Iron-bearing clay minerals are ubiquitous in the environment, and the clay-Fe(II)/Fe(III) redox couple plays important roles in abiotic reduction of several classes of environmental contaminants. We investigated the role of Fe-bearing clay minerals on the bioreduction of nitrobenzene. In experiments with Shewanella putrefaciens CN32 and excess electron donor, we found that the Fe-bearing clay minerals montmorillonite SWy-2 and nontronite NAu-2 enhanced nitrobenzene bioreduction. On short time scales (<50 h), nitrobenzene reduction was primarily biologically driven, but at later time points, nitrobenzene reduction by biologically formed structural Fe(II) in the clay minerals became increasingly important. We found that chemically reduced (dithionite) iron-bearing clay minerals reduced nitrobenzene more rapidly than biologically reduced iron-bearing clay minerals despite the minerals having similar structural Fe(II) concentrations. We also found that chemically reduced NAu-2 reduced nitrobenzene faster as compared to chemically reduced SWy-2. The different reactivity of SWy-2 versus NAu-2 toward nitrobenzene was caused by different forms of structural clay-Fe(II) in the clay minerals and different reduction potentials (Eh) of the clay minerals. Because most contaminated aquifers become reduced via biological activity, the reactivity of biogenic clay-Fe(II) toward reducible contaminants is particularly important.
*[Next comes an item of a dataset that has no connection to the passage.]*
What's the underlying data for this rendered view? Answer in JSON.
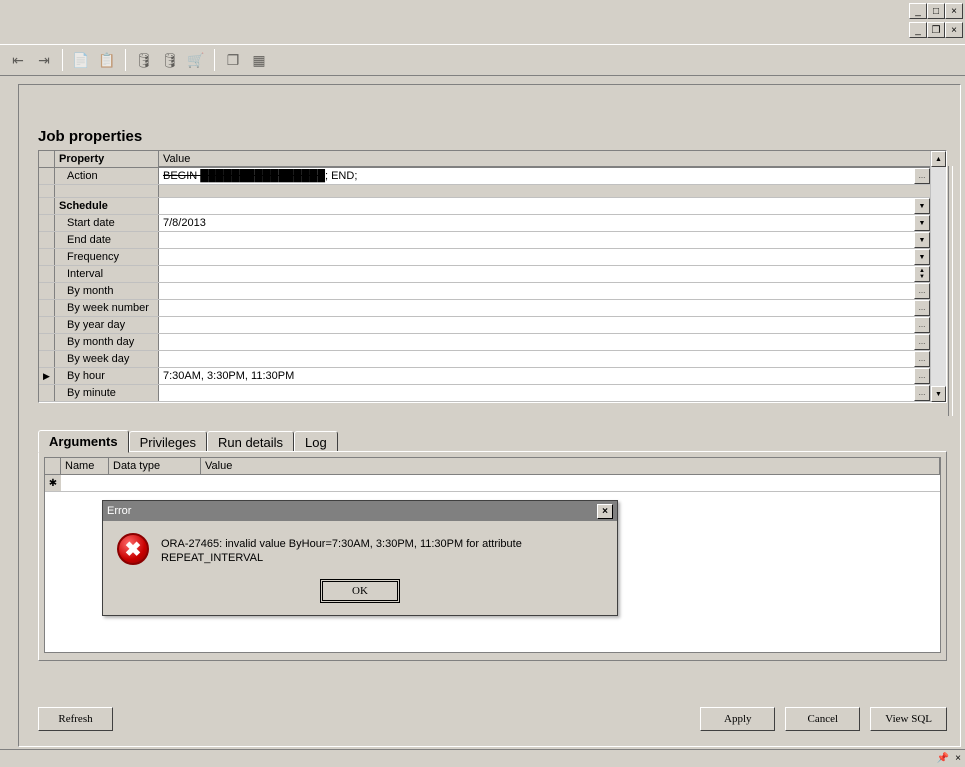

All Science Journal Classification (ASJC) codes
- Environmental Chemistry